┌─ Provided material
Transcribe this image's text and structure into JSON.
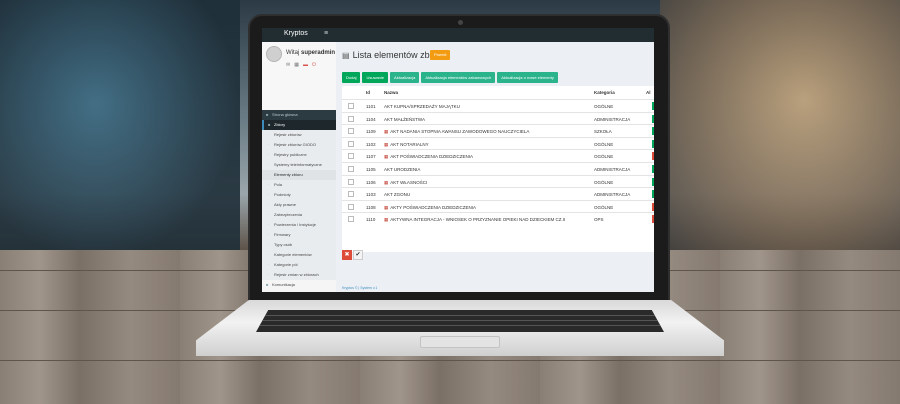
{
  "app": {
    "brand": "Kryptos",
    "menu_toggle": "≡"
  },
  "user": {
    "welcome_prefix": "Witaj",
    "username": "superadmin"
  },
  "sidebar": {
    "items": [
      {
        "label": "Strona główna",
        "icon": "home-icon"
      },
      {
        "label": "Zbiory",
        "icon": "database-icon",
        "active": true
      },
      {
        "label": "Rejestr zbiorów",
        "sub": true
      },
      {
        "label": "Rejestr zbiorów GIODO",
        "sub": true
      },
      {
        "label": "Rejestry publiczne",
        "sub": true
      },
      {
        "label": "Systemy teleinformatyczne",
        "sub": true
      },
      {
        "label": "Elementy zbioru",
        "sub": true,
        "selected": true
      },
      {
        "label": "Pola",
        "sub": true
      },
      {
        "label": "Podmioty",
        "sub": true
      },
      {
        "label": "Akty prawne",
        "sub": true
      },
      {
        "label": "Zabezpieczenia",
        "sub": true
      },
      {
        "label": "Powierzenia / Instytucje",
        "sub": true
      },
      {
        "label": "Firmwary",
        "sub": true
      },
      {
        "label": "Typy osób",
        "sub": true
      },
      {
        "label": "Kategorie elementów",
        "sub": true
      },
      {
        "label": "Kategorie pól",
        "sub": true
      },
      {
        "label": "Rejestr zmian w zbiorach",
        "sub": true
      },
      {
        "label": "Komunikacja",
        "light": true
      },
      {
        "label": "Pracownicy",
        "light": true
      }
    ]
  },
  "page": {
    "title": "Lista elementów zbioru",
    "back_label": "Powrót",
    "actions": [
      "Dodaj",
      "Usuwanie",
      "Aktualizacja",
      "Aktualizacja elementów zabawowych",
      "Aktualizacja o nowe elementy"
    ],
    "columns": {
      "id": "Id",
      "name": "Nazwa",
      "category": "Kategoria",
      "extra": "Al"
    },
    "rows": [
      {
        "id": "1101",
        "name": "AKT KUPNA/SPRZEDAŻY MAJĄTKU",
        "category": "OGÓLNE",
        "doc": false,
        "status": "green"
      },
      {
        "id": "1104",
        "name": "AKT MAŁŻEŃSTWA",
        "category": "ADMINISTRACJA",
        "doc": false,
        "status": "green"
      },
      {
        "id": "1109",
        "name": "AKT NADANIA STOPNIA AWANSU ZAWODOWEGO NAUCZYCIELA",
        "category": "SZKOŁA",
        "doc": true,
        "status": "green"
      },
      {
        "id": "1102",
        "name": "AKT NOTARIALNY",
        "category": "OGÓLNE",
        "doc": true,
        "status": "green"
      },
      {
        "id": "1107",
        "name": "AKT POŚWIADCZENIA DZIEDZICZENIA",
        "category": "OGÓLNE",
        "doc": true,
        "status": "red"
      },
      {
        "id": "1105",
        "name": "AKT URODZENIA",
        "category": "ADMINISTRACJA",
        "doc": false,
        "status": "green"
      },
      {
        "id": "1106",
        "name": "AKT WŁASNOŚCI",
        "category": "OGÓLNE",
        "doc": true,
        "status": "green"
      },
      {
        "id": "1103",
        "name": "AKT ZGONU",
        "category": "ADMINISTRACJA",
        "doc": false,
        "status": "green"
      },
      {
        "id": "1108",
        "name": "AKTY POŚWIADCZENIA DZIEDZICZENIA",
        "category": "OGÓLNE",
        "doc": true,
        "status": "red"
      },
      {
        "id": "1110",
        "name": "AKTYWNA INTEGRACJA - WNIOSEK O PRZYZNANIE OPIEKI NAD DZIECKIEM CZ.II",
        "category": "OPS",
        "doc": true,
        "status": "red"
      }
    ],
    "footer": "Kryptos © | System v.1"
  },
  "colors": {
    "accent_green": "#00a65a",
    "danger_red": "#dd4b39",
    "sidebar_dark": "#2c3b41",
    "warning_orange": "#f39c12"
  }
}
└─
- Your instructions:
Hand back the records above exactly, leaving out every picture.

- Response area:
Transcribe this image's text and structure into JSON.
{
  "app": {
    "brand": "Kryptos",
    "menu_toggle": "≡"
  },
  "user": {
    "welcome_prefix": "Witaj",
    "username": "superadmin"
  },
  "sidebar": {
    "items": [
      {
        "label": "Strona główna",
        "icon": "home-icon"
      },
      {
        "label": "Zbiory",
        "icon": "database-icon",
        "active": true
      },
      {
        "label": "Rejestr zbiorów",
        "sub": true
      },
      {
        "label": "Rejestr zbiorów GIODO",
        "sub": true
      },
      {
        "label": "Rejestry publiczne",
        "sub": true
      },
      {
        "label": "Systemy teleinformatyczne",
        "sub": true
      },
      {
        "label": "Elementy zbioru",
        "sub": true,
        "selected": true
      },
      {
        "label": "Pola",
        "sub": true
      },
      {
        "label": "Podmioty",
        "sub": true
      },
      {
        "label": "Akty prawne",
        "sub": true
      },
      {
        "label": "Zabezpieczenia",
        "sub": true
      },
      {
        "label": "Powierzenia / Instytucje",
        "sub": true
      },
      {
        "label": "Firmwary",
        "sub": true
      },
      {
        "label": "Typy osób",
        "sub": true
      },
      {
        "label": "Kategorie elementów",
        "sub": true
      },
      {
        "label": "Kategorie pól",
        "sub": true
      },
      {
        "label": "Rejestr zmian w zbiorach",
        "sub": true
      },
      {
        "label": "Komunikacja",
        "light": true
      },
      {
        "label": "Pracownicy",
        "light": true
      }
    ]
  },
  "page": {
    "title": "Lista elementów zbioru",
    "back_label": "Powrót",
    "actions": [
      "Dodaj",
      "Usuwanie",
      "Aktualizacja",
      "Aktualizacja elementów zabawowych",
      "Aktualizacja o nowe elementy"
    ],
    "columns": {
      "id": "Id",
      "name": "Nazwa",
      "category": "Kategoria",
      "extra": "Al"
    },
    "rows": [
      {
        "id": "1101",
        "name": "AKT KUPNA/SPRZEDAŻY MAJĄTKU",
        "category": "OGÓLNE",
        "doc": false,
        "status": "green"
      },
      {
        "id": "1104",
        "name": "AKT MAŁŻEŃSTWA",
        "category": "ADMINISTRACJA",
        "doc": false,
        "status": "green"
      },
      {
        "id": "1109",
        "name": "AKT NADANIA STOPNIA AWANSU ZAWODOWEGO NAUCZYCIELA",
        "category": "SZKOŁA",
        "doc": true,
        "status": "green"
      },
      {
        "id": "1102",
        "name": "AKT NOTARIALNY",
        "category": "OGÓLNE",
        "doc": true,
        "status": "green"
      },
      {
        "id": "1107",
        "name": "AKT POŚWIADCZENIA DZIEDZICZENIA",
        "category": "OGÓLNE",
        "doc": true,
        "status": "red"
      },
      {
        "id": "1105",
        "name": "AKT URODZENIA",
        "category": "ADMINISTRACJA",
        "doc": false,
        "status": "green"
      },
      {
        "id": "1106",
        "name": "AKT WŁASNOŚCI",
        "category": "OGÓLNE",
        "doc": true,
        "status": "green"
      },
      {
        "id": "1103",
        "name": "AKT ZGONU",
        "category": "ADMINISTRACJA",
        "doc": false,
        "status": "green"
      },
      {
        "id": "1108",
        "name": "AKTY POŚWIADCZENIA DZIEDZICZENIA",
        "category": "OGÓLNE",
        "doc": true,
        "status": "red"
      },
      {
        "id": "1110",
        "name": "AKTYWNA INTEGRACJA - WNIOSEK O PRZYZNANIE OPIEKI NAD DZIECKIEM CZ.II",
        "category": "OPS",
        "doc": true,
        "status": "red"
      }
    ],
    "footer": "Kryptos © | System v.1"
  },
  "colors": {
    "accent_green": "#00a65a",
    "danger_red": "#dd4b39",
    "sidebar_dark": "#2c3b41",
    "warning_orange": "#f39c12"
  }
}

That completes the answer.